Rule 6. Never boast – Let your importance be quietly obvious.
“Count” Victor Lutsig, a famous confidence man of the 1920’s, is credited with the composition of the ten commandments of a con-artist. This particular rule is drawn from those ten admonitions (incidentally, it is among the few honest commandments).
Boasting leads inevitably to one’s own destruction. A man who opens his mouth to praise himself is more often going to put his foot in it. Self-worship and self-praise are dangerous actions, indulged most frequently by the insecure. A man who feels the need to remind everyone of his own importance can get very annoying very rapidly.
For the confidence man, his profession requires making the other person feel important, to sing their praises, not his own. The targeted mark is drawn to the confidence man because of the confidence they can see in him, their own insecurity cloaked by the con artist’s reassurance.

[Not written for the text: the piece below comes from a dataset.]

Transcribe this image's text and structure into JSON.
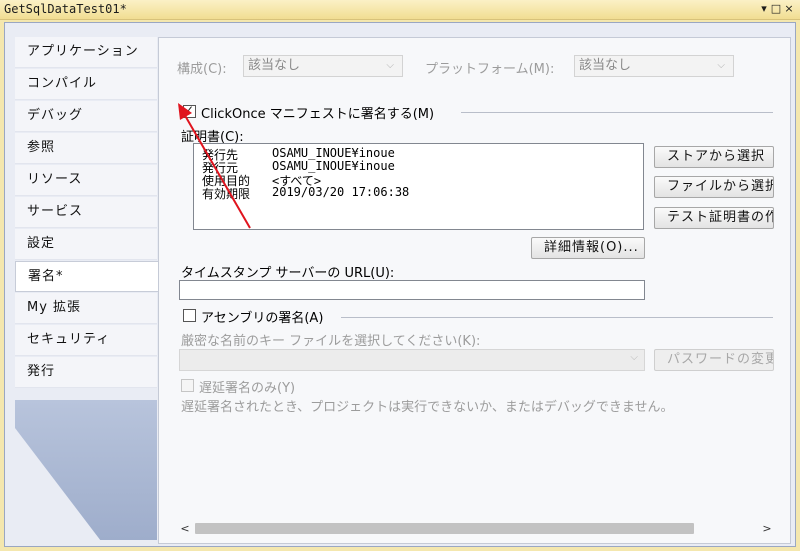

There is something delightfully pleasing in seeing someone confident in their own powers. The confident man (not to be confused with confidence man) has no doubt of his skills and has no reason to praise himself. He proves himself by his actions, not merely empty words. It is to this man most look to for comfort, for security and reassurance, counting them as more trustworthy than others.
Many men boast; the great do it to their injury, and the foolish to their folly. Regardless of one’s position in life, boasting brings about more sorrow than happiness and more irritation than admiration.
Be sure to check back next Friday for a very special article!